Solvent - Power Toys for Visual Studio .NET
Solvent is a set of simple but effective tools for Visual Studio .NET 2003 packaged as an add-in. Why call it Solvent? All the tools work in the Solution Explorer.
Bad science puns aside, here’s a list of what Solvent provides: - Recursive Expand/Contract: Ever notice when you click the +/- icon next to a folder (or double click on a Solution/Project file), it collapses that particular node in the Solution Explorer… but not any of the sub-nodes? If you have a really large project with a deep hierarchy, wouldn’t it be nice to be able to recursively close all of the items beneath a current node so when you expand it again it doesn’t re-expand everything below it? Now you can. - Open All SubItems: Easily open all of the subitems within a containing object (folder or project). - Open Containing Folder In Windows Explorer: Open the folder containing a document or project in Windows Explorer (if you select a folder, it opens that folder, not it’s containing folder). - Command Prompt Here: Open a command prompt at an object’s containing folder (if you select a folder, it opens the command prompt to that folder).
Solvent adds itself to the Tools menu and to the context menu for items in the Solution Explorer.
Context Menu (On a Project):
It’s free, so come and get it!
Installation Note: Be sure to shut down Visual Studio BEFORE you
install! If you don’t, you may see the UI elements of the add-in
disappear. If you install the add-in and find that the UI has
disappeared (and this goes for ANY add-in), go to Start -> Run and
That will reset your menus and force add-ins to rebuild. You may lose
any customizations you make to the standard menu bars, though (like
adding/removing buttons on bars). I’ll add a check for VS.NET on install
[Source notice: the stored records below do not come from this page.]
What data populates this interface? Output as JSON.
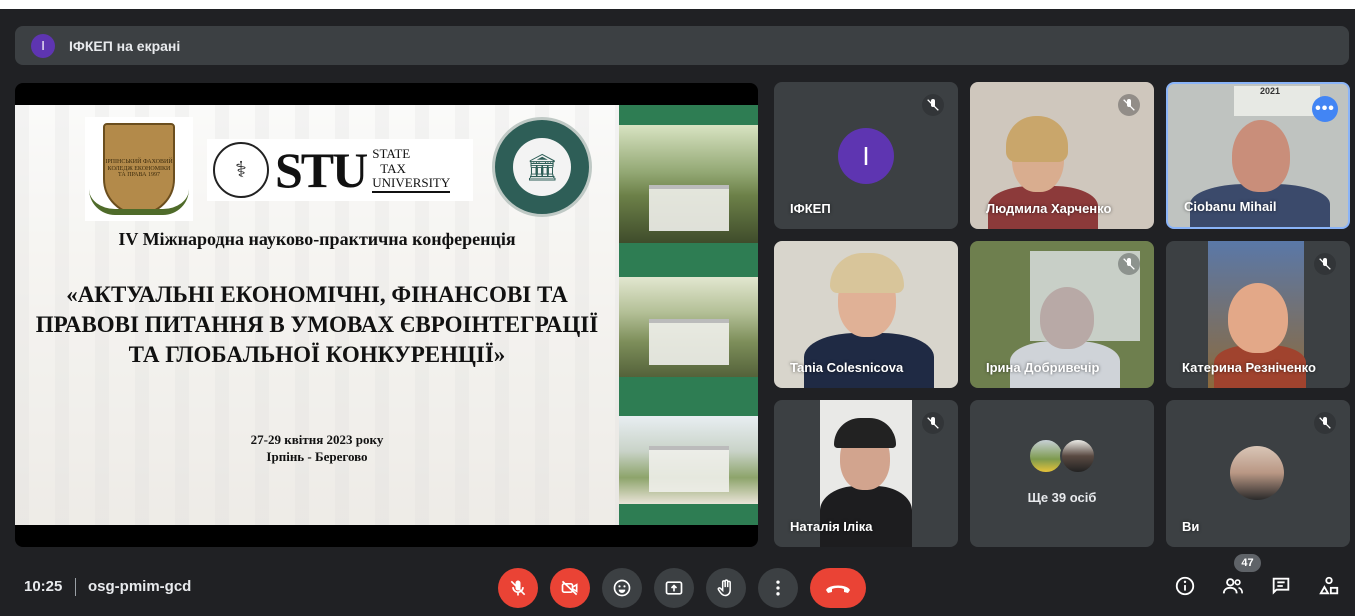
{
  "banner": {
    "avatar_letter": "І",
    "text": "ІФКЕП на екрані"
  },
  "slide": {
    "logo_college": "ІРПІНСЬКИЙ ФАХОВИЙ КОЛЕДЖ ЕКОНОМІКИ ТА ПРАВА 1997",
    "logo_stu_big": "STU",
    "logo_stu_lines": [
      "STATE",
      "TAX",
      "UNIVERSITY"
    ],
    "logo_dpu": "ДЕРЖАВНИЙ УНІВЕРСИТЕТ ФІНАНСІВ ТА ЦИФРОВИХ ТЕХНОЛОГІЙ ДПУ 1996",
    "conference": "IV Міжнародна науково-практична конференція",
    "title": "«АКТУАЛЬНІ ЕКОНОМІЧНІ, ФІНАНСОВІ ТА ПРАВОВІ ПИТАННЯ В УМОВАХ ЄВРОІНТЕГРАЦІЇ ТА ГЛОБАЛЬНОЇ КОНКУРЕНЦІЇ»",
    "date": "27-29 квітня 2023 року",
    "place": "Ірпінь - Берегово"
  },
  "participants": [
    {
      "name": "ІФКЕП",
      "avatar_letter": "І",
      "muted": true
    },
    {
      "name": "Людмила Харченко",
      "muted": true
    },
    {
      "name": "Ciobanu Mihail",
      "muted": false,
      "speaking": true,
      "overlay_year": "2021"
    },
    {
      "name": "Tania Colesnicova",
      "muted": false
    },
    {
      "name": "Ірина Добривечір",
      "muted": true
    },
    {
      "name": "Катерина Резніченко",
      "muted": true
    },
    {
      "name": "Наталія Іліка",
      "muted": true
    },
    {
      "name": "Ще 39 осіб",
      "muted": false
    },
    {
      "name": "Ви",
      "muted": true
    }
  ],
  "bottom": {
    "time": "10:25",
    "meeting_code": "osg-pmim-gcd",
    "participants_count": "47",
    "controls": [
      "mic-off-icon",
      "camera-off-icon",
      "emoji-icon",
      "present-icon",
      "raise-hand-icon",
      "more-options-icon",
      "end-call-icon"
    ],
    "right_icons": [
      "info-icon",
      "people-icon",
      "chat-icon",
      "activities-icon"
    ]
  },
  "colors": {
    "background": "#202124",
    "tile": "#3c4043",
    "red": "#ea4335",
    "accent": "#4285f4",
    "avatar": "#5e35b1",
    "slide_green": "#2e7d53"
  }
}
for the next release.
NOTE: Gaston Milano has a similar product for VS 2005 called CoolCommands. As Solvent does not support VS 2005, you may be interested in checking that out.
Version History: 1.0.0: First public release. 1.1.1: Updated “Command Prompt Here” to use “cd /d [path]” rather than just “cd [path]” to allow for opening command prompt to drives other than the one VS.NET is installed on. Also released source for download.